Damp proofing 

When a wall is built in contact with the ground, the soil, which normally has a high moisture content, will cause it to become wet. The drying action of the air on the upper parts of the wall then causes the wall to act as a wick, pulling water up through the mortar and bricks by capillarity. The height to which dampness rises in any particular wall depends on wall construction, thickness, surface coatings, temperature and the height of the water table. It rarely exceeds one metre above ground level, as the force of gravity then starts to exceed capillarity.

Signs of rising damp include a "tide-mark" on the wall above skirting boards, peeling wallpaper, mould growth and white, fluffy efflorescent salts which have been drawn out of the brickwork by the passage of water.

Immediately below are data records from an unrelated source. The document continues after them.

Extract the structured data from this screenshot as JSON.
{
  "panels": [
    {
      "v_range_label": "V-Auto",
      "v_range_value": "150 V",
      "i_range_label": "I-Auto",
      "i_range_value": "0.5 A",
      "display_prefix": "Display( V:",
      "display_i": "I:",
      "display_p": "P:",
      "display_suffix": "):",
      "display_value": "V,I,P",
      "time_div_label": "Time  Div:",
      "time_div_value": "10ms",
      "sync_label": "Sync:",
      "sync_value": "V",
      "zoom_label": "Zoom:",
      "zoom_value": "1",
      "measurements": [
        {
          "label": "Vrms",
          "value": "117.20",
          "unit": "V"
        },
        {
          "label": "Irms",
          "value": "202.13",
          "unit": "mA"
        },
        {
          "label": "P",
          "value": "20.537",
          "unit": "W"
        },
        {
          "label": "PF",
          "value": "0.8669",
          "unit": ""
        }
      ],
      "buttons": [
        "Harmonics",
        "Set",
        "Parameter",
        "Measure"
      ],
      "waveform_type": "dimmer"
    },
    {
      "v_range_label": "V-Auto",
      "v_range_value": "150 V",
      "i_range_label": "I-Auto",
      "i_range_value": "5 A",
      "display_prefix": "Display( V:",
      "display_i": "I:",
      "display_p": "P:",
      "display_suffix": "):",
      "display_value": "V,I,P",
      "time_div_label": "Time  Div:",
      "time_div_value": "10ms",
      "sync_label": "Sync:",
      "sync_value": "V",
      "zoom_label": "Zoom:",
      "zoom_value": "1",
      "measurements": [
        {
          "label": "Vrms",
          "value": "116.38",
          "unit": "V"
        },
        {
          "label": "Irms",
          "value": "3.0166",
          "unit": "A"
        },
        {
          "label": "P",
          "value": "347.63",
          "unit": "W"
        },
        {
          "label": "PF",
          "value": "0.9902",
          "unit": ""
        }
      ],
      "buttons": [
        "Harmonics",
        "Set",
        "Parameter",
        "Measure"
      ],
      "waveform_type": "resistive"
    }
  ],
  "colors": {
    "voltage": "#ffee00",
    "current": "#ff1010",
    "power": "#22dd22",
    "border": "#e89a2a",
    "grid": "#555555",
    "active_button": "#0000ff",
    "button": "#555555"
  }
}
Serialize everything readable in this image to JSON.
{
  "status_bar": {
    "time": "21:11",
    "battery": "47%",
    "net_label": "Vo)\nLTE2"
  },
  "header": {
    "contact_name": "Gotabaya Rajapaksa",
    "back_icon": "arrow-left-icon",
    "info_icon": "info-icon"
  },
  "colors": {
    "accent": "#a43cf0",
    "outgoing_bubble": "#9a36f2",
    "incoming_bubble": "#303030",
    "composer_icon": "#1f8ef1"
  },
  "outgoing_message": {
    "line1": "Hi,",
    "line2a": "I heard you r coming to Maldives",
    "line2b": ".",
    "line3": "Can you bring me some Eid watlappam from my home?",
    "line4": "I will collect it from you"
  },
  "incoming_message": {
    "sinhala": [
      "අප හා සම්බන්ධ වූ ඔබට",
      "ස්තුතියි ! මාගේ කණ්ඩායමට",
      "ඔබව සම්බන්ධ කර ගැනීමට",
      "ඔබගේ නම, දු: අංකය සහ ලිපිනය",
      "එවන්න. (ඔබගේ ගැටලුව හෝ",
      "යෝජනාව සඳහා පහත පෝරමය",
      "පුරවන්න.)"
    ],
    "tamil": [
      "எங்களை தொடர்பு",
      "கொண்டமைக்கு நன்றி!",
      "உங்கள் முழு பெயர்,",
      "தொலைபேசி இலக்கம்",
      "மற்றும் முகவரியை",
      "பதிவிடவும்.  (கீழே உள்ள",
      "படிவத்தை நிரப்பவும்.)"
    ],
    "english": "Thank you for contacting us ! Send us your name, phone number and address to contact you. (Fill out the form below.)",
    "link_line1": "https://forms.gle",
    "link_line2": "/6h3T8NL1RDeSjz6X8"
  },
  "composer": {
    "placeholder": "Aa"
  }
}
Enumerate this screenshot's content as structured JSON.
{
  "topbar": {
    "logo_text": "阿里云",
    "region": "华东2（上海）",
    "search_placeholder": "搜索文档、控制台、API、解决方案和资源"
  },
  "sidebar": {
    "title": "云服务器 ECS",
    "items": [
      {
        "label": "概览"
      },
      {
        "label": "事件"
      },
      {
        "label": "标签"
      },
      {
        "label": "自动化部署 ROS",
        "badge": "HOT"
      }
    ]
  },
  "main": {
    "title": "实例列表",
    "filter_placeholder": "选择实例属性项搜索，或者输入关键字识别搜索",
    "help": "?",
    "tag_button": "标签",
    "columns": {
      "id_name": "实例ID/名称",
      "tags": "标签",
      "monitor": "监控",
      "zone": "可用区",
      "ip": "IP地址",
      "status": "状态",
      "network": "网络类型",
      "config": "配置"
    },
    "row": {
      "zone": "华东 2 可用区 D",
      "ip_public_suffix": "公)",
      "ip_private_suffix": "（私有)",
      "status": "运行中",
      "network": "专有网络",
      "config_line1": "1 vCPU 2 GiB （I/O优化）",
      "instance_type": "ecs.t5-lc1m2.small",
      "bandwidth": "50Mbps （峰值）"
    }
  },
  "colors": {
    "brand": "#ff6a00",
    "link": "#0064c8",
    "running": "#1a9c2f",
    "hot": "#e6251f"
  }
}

The problem of rising damp is usually solved by repairing the existing  damp course or installing a new one. Most commonly this is done by drilling holes in a band around the affected wall and injecting a Chemical damp-proof  fluid which stops capillary movement of water up the wall. Some internal plasterwork often needs to be removed and replaced before redecoration can take place.